One of my esteemed colleagues recently had a once-in-a-lifetime experience of driving a $2 million car in a famous European road rally. I say “once-in-a-lifetime” because it would be once-in-a-lifetime for me. He goes every year. And here’s why he goes every year: he took that insane week-long adventure and boiled it down to a ten-item listicle that serves no purpose other than to bolster the business case for buying a new car from the people who covered his tab. If somebody sent me on that trip, they’d get a novella about gorgeous brunettes sweating through their white V-necks in the Tuscan sun and the despair of Pompey Magnus as he stamped his feet on the ground to raise an army against Caesar but received only an entourage to witness his death. As a reader, you might enjoy my piece more. But if you had to pay the bills and guarantee the coverage to your own corporate masters, you’d tear up my card in the Rolodex and reach for Old Faithful over there in the section marked “Will not fly on any airplane without a separate first class.”
In the past couple of years, I’ve done the legwork to come up with a half-dozen stories that would blow the minds of any even mildly engaged reader. Blue-light underground street racing in Moscow. AMG convertibles into the heart of darkness where homegrown Thai militias skin their enemies alive. Running head-to-head against NASCAR superstars in the bullring of Tulsa’s Chili Dome. Rolls-Royces in Juarez. The response is always the same from everywhere: yes, thank you, we’ll consider this. And then you open the magazine or webpage and it’s another story about the admirable heritage of the Porsche 911.
I don’t blame anybody involved. While the idea of risking my life for no particular reason beyond literary interest might be amusing to me, it’s terrifying to editors who might have to attend my funeral and fill ten newly-emptied pages on short notice. The prospect of sending me on a press trip and receiving a Victorian novel instead of a reliable 1,500-word recapitulation of the press release is nearly as frightening. So those opportunities will keep going to the Old Faithfuls.
There’s a choice to be made here. I can complain (more) about it in a futile attempt to get those opportunities, or I can turn my lens on the topics I have available to me. If James Joyce could create literature from a single day, I should be able to do it from a club race. If Tom Wolfe could make a conductor’s dinner party a subject of enduring merit, then I can take a Stateside second-tier drive of a middling sports car and make it utterly fascinating. Did Updike turn a few apres-ski fumblings with his neighbor’s wife into a National Book Award? I should be able to expand a short romance with a 29-year-old hairdresser into the stuff of legends.
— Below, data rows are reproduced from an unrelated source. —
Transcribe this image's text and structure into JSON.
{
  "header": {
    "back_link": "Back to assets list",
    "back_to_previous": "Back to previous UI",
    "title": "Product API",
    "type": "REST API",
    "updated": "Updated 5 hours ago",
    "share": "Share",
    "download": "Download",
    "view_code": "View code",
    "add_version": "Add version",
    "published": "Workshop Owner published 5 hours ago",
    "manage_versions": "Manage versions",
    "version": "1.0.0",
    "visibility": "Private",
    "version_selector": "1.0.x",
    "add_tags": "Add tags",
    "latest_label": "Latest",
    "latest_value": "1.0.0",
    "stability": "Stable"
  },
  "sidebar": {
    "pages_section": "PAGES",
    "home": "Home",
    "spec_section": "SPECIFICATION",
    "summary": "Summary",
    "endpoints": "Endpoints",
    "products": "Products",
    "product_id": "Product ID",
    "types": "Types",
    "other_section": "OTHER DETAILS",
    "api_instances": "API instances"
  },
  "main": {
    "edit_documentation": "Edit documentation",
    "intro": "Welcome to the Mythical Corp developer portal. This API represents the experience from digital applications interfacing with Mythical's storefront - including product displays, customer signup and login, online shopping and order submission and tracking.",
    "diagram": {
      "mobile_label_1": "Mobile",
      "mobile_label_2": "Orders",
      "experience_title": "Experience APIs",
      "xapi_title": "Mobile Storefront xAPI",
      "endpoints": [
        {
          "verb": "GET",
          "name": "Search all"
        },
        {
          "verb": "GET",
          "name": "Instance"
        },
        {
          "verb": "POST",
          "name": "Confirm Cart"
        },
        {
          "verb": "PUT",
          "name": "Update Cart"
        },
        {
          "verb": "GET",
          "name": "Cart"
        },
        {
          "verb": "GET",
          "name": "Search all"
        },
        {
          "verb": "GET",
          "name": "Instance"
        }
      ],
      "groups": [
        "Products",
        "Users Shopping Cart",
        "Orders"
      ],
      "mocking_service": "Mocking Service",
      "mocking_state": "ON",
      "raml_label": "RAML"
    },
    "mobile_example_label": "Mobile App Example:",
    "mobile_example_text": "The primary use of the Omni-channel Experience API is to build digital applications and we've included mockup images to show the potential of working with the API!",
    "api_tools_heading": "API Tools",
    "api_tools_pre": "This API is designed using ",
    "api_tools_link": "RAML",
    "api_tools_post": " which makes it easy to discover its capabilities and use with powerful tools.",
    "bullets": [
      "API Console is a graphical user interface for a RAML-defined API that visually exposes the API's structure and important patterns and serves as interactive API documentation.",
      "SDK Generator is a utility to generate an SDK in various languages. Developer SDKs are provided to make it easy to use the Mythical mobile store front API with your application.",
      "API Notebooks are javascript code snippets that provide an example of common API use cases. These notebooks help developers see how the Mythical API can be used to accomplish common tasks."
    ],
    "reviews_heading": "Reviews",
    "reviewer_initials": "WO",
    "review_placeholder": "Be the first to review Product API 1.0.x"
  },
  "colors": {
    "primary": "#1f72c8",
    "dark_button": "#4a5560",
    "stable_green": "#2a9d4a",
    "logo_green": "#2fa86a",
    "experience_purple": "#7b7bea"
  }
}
In conclusion, therefore, I would like to apologize to Jeff, who is sick of hearing about my Accord. I can’t fix your problem. I can only offer you a choice: you can open up a magazine and read tales of astounding adventures where the interest and merit have been drained from the carcass in the best kosher-butcher style, or you can stick with me and read stories of triumph, heartbreak, sorrow, introspection, and fascination that will, sorry to say, occasionally include a six-cylinder, six-speed family sedan masquerading as a sporting coupe. Those are your choices, and neither is wrong.